With the IRS placing more scrutiny on the R&D Tax Credit, it is important to be aware of common myths of the credit as well as areas of exposure when building a claim. To dispel some of these misconceptions and provide clear guidance for CPA firms and businesses that may qualify for the R&D Credit, read this week’s blog exploring the distinction between reverse engineering or duplication efforts vs. developmental projects that are evolutionary or revolutionary in nature.
A common mistake made when preparing R&D Tax Credit claims is the inclusion of projects that were primarily related to repairing a system or reverse engineering a product/system in order to create a duplication of that product. To qualify for the R&D Credit, projects and the research conducted needs to be revolutionary or evolutionary in nature for the company. This means that the research is developing something new or improved and furthering the knowledge and capabilities of the business. Developing a brand-new product or process totally new to the company would be revolutionary in nature while a project intended to add functionality or improve on an inefficiency would be evolutionary.
For instance, when a manufacturer analyzes a competitor’s business component to determine how it works in order to reproduce it, the company is furthering its knowledge but not generating any new development. However, a distinction can be made between the reverse engineering of a component and the subsequent development of a new manufacturing process. The initial portion of the project spent examining and reverse engineering the specifications and characteristics of a component would not be qualified activity. However, as the project proceeds to the stage of developing a new manufacturing process to machine or fabricate the component, a new business component is being developed and could therefore potentially be qualified research.
Similarly, if a customer requests a specialty contractor to repair or rehabilitate an existing system to its original condition, there is no “discovery of new information”. Even if there is technical uncertainty and a process of experimentation conducted to repair the system, or design/engineering work to ensure it is meeting previously established standards, the project is still failing to meet the requirements of the R&D Credit. But if the work conducted goes beyond repair or rehabilitation and a functional improvement requiring new solutions is incorporated into the existing system, then there is potential for claiming a portion of the project as qualified research.
With all that said, another common misconception we encounter when discussing the R&D Credit with CPAs and taxpayers is that only work that is considered revolutionary or a significant breakthrough is qualified. While this type of work almost always qualifies, it is important to understand that many companies are conducting qualified R&D as a part of their standard operating procedures. An initial technical risk and economic risk assessment of the work being done can indicate if qualified research is regularly being conducted.

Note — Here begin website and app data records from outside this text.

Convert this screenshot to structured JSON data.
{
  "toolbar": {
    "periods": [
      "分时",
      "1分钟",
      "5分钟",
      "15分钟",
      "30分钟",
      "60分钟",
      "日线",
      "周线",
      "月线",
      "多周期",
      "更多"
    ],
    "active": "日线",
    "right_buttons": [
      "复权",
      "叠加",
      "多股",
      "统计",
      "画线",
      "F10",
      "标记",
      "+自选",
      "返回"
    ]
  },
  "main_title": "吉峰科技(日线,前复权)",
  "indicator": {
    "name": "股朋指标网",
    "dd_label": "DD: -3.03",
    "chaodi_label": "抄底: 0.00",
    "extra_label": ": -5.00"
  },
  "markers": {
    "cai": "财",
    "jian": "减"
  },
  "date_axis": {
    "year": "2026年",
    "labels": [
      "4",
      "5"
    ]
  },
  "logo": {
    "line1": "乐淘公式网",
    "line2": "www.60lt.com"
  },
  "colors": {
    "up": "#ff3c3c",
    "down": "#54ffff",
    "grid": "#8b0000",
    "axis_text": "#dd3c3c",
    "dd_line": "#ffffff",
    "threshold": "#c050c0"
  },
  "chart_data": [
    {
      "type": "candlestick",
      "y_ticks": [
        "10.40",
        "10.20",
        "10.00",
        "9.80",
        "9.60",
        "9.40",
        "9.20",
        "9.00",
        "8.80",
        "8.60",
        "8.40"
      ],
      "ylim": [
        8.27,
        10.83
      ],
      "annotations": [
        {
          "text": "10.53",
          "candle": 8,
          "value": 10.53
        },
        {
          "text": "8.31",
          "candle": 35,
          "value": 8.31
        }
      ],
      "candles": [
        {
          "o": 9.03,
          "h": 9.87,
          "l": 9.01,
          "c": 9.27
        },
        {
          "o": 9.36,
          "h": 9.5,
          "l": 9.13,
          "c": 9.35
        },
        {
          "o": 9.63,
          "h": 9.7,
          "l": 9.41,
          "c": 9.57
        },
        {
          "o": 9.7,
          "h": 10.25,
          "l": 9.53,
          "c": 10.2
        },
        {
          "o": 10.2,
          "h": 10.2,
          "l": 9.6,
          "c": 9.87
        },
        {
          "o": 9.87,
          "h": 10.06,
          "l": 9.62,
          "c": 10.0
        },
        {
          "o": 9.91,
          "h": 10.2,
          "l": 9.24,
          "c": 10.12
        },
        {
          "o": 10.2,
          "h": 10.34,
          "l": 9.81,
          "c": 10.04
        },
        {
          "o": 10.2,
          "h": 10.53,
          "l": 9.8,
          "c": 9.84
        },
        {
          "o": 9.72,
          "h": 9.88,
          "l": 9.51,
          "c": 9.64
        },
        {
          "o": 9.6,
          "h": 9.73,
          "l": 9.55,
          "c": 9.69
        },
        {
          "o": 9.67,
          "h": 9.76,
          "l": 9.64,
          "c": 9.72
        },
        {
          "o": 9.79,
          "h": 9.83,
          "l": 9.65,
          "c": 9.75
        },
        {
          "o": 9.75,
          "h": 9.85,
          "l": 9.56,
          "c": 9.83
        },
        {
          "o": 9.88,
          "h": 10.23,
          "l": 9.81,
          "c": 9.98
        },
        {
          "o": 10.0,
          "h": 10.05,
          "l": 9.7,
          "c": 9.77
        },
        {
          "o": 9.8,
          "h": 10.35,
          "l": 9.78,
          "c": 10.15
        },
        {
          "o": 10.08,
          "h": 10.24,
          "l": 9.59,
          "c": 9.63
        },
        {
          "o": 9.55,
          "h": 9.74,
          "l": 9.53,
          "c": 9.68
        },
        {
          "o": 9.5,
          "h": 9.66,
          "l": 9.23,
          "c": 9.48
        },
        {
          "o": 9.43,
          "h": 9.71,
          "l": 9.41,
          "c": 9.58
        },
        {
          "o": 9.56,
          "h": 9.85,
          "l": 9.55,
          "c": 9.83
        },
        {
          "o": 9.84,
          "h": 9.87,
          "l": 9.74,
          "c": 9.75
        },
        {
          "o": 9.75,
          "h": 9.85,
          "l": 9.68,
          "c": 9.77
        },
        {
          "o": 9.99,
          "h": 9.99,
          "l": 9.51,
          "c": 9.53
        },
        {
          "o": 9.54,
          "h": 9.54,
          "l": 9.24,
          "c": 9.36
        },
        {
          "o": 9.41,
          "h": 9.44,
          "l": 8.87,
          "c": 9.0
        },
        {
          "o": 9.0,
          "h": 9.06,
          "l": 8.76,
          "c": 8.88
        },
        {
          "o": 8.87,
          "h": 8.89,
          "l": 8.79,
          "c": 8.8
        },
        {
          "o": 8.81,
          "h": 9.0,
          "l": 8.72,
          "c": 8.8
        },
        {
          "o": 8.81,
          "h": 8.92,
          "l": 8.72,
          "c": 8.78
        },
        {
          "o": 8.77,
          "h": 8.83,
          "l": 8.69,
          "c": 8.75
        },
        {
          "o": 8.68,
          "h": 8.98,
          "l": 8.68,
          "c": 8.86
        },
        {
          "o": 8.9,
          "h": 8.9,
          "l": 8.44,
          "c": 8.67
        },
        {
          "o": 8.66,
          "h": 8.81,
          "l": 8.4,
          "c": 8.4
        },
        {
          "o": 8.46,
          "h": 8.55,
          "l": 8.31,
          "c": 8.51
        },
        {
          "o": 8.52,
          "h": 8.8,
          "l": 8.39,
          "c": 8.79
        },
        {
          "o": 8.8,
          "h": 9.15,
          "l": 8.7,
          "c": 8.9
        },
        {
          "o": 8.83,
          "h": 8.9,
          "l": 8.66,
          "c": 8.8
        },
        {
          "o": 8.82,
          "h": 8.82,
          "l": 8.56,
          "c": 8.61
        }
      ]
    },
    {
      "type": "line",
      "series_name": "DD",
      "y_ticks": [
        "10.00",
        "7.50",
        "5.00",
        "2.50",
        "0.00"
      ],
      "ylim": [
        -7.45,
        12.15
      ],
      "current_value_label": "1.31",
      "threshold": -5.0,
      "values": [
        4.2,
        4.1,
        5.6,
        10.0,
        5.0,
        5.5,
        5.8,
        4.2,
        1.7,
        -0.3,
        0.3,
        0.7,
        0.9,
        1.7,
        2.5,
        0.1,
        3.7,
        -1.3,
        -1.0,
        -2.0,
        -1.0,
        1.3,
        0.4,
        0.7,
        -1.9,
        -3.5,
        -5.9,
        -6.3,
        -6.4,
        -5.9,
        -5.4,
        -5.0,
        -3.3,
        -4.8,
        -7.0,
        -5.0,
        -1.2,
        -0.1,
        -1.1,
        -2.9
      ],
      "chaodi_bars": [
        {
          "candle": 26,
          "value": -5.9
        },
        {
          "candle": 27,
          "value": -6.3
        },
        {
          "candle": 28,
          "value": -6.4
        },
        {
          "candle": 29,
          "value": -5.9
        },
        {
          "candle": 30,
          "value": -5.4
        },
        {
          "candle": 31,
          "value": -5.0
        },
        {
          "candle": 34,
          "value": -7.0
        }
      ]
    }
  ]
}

As an example, evolutionary improvements such as newer versions of software applications with new features and efficiencies or an improved machining process to increase output or efficiency are potentially qualified R&D projects.
If you have any questions about the R&D Credit or McGuire Sponsel’s approach to R&D Credit claims, do not hesitate to reach out.